Task statement: For the word "this", copy every line of the material that includes it.
Segment Start: Data extract
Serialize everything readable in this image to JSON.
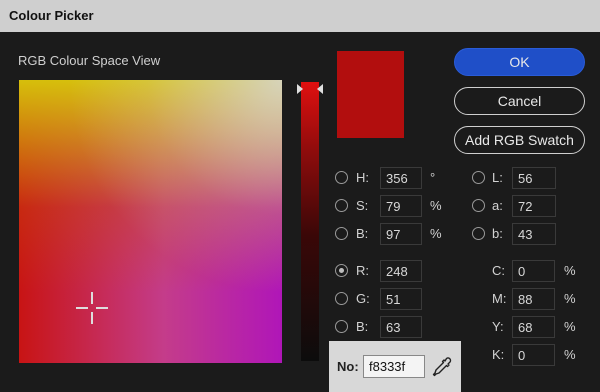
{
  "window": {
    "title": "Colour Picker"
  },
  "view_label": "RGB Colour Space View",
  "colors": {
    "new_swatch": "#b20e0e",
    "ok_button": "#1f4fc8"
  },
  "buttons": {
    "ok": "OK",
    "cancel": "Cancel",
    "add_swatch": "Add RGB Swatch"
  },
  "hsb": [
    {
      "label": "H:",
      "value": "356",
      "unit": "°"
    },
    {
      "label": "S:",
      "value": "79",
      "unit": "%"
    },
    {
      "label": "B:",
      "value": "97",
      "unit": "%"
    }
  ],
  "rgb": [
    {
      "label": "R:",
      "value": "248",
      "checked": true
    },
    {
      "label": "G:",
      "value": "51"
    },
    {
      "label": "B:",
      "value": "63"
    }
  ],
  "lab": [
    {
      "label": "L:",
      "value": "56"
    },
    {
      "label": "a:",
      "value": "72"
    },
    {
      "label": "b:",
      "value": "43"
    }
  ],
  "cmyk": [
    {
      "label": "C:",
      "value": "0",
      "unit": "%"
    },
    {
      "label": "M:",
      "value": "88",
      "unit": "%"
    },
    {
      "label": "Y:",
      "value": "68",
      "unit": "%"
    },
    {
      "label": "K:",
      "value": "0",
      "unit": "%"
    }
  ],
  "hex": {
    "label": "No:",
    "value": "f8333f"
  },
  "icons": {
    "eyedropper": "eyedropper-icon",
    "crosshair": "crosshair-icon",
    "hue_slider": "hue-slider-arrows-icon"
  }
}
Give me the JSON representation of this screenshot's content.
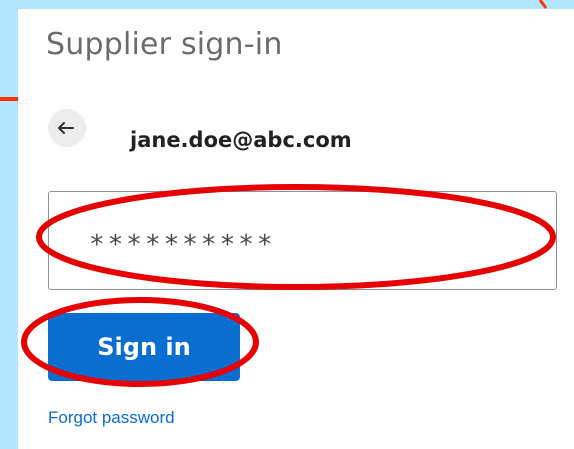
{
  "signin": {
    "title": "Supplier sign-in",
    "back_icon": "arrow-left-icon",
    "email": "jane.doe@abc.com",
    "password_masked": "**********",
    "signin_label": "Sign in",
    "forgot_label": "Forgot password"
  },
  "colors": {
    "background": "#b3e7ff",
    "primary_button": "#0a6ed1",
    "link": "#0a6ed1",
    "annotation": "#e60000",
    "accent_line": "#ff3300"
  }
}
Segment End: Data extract
Response area:
Serialize everything readable in this image to JSON.
Give me the JSON representation of this screenshot's content.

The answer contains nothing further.